Kyrgyzstan: UNHCR calls for better return conditions, appeals for more funds before winter

Briefing Notes, 27 July 2010

This is a summary of what was said by UNHCR spokesperson Melissa Fleming to whom quoted text may be attributed at the press briefing, on 27 July 2010, at the Palais des Nations in Geneva.

UNHCR is calling on local and central authorities in Kyrgyzstan to improve the situation and the return conditions for some 75,000 remaining internally displaced people (IDPs) who were uprooted by the violence in southern Kyrgyzstan during June.

UNHCR is appealing today for US$ 23 million, part of the UN Kyrgyzstan flash appeal of US$ 96.4 million, which is being launched today in Bishkek. These funds are urgently needed for emergency shelter and protection projects in southern Kyrgyzstan. Fresh funds will allow us to continue our protection, legal and humanitarian assistance to the affected population until the end of the year. These activities include restoration of important identification, civil status and property documents as well as free legal counseling.

Our teams in Osh and Jalalabad meet and visit IDPs in southern Kyrgyzstan on a daily basis and monitor their situation. Many of the displaced report to UNHCR frequent instances of detention and harassment. They also speak of difficulties in accessing basic medical services, and of conditions of no electricity and poor waste management. Similar messages are communicated to us through our free telephone help lines, which we man 24-hours a day, as well as through our local partners.

Together with our partners we continue to counsel people on their rights as well as on procedures for restoring lost or destroyed personal documentation.
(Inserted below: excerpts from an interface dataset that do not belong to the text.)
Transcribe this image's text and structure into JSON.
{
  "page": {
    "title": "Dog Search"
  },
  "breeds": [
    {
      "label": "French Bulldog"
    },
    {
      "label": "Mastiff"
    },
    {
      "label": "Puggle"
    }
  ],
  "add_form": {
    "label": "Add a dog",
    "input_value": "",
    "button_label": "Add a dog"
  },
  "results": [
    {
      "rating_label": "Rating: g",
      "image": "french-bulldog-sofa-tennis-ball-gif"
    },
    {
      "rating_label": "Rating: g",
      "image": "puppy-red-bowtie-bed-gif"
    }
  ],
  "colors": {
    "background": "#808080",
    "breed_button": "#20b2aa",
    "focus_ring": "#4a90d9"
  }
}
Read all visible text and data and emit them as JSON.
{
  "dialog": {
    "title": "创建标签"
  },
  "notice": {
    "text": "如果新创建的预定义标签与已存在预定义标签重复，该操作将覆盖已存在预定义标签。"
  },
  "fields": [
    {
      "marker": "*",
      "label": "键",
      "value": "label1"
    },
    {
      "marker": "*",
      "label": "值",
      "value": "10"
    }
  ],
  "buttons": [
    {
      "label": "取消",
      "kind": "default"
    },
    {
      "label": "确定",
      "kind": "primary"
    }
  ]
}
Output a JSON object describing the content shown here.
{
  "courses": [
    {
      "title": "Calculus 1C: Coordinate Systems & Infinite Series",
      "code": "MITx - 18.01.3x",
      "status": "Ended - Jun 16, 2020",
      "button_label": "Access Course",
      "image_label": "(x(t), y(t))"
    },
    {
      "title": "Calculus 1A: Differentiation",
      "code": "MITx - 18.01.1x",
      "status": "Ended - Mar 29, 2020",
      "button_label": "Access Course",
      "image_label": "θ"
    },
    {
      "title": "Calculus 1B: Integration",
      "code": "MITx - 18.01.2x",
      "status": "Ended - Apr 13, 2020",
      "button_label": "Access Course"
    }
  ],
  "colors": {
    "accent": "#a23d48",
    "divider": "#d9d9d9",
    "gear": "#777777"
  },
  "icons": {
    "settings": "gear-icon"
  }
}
UNHCR also assists Kyrgyz authorities to enhance its capacity to issue new documents.

We are encouraged by recent government decisions to establish mobile teams to visit and assist the communities which were affected by June violence and to waive the fee for issuing temporary ID cards.

Reconstruction of housing and emergency shelter is another key issue of concern to UNHCR. Many returnees and IDPs have shown reservations about the new plans of local authorities to construct multi-storey buildings to accommodate those who have lost houses, replacing the old traditional neighbourhoods. Most of the people want to restore what they have lost a family home respecting their customs and lifestyle. Most importantly, the displaced are asking for urgent shelter assistance to rebuild their homes before winter.

UNHCR advocates for a stable and sustainable return. We welcome the recent statement of the President Rosa Otunbaeva calling for a possibility for the affected population to opt for either a new apartment or for the reconstruction of their destroyed home.

The funds requested in the appeal will also cover the humanitarian needs of some 75,000 IDPs during the forthcoming winter. Furthermore, the shelter cluster, coordinated by UNHCR, has developed an emergency shelter strategy in consultation with the authorities which includes the construction of solid warm shelter for up to 2,000 most vulnerable households in Osh and Jalal'Abad. However, emergency shelter assistance for the forthcoming winter is not an alternative for the long term reconstruction and rehabilitation.

Our main challenge for the shelter programme is the short time frame for implementation before the onset of the winter season in Kyrgyzstan in less than three months. Winters are harsh in this part of the world with temperatures dropping to minus 25 degrees Celsius.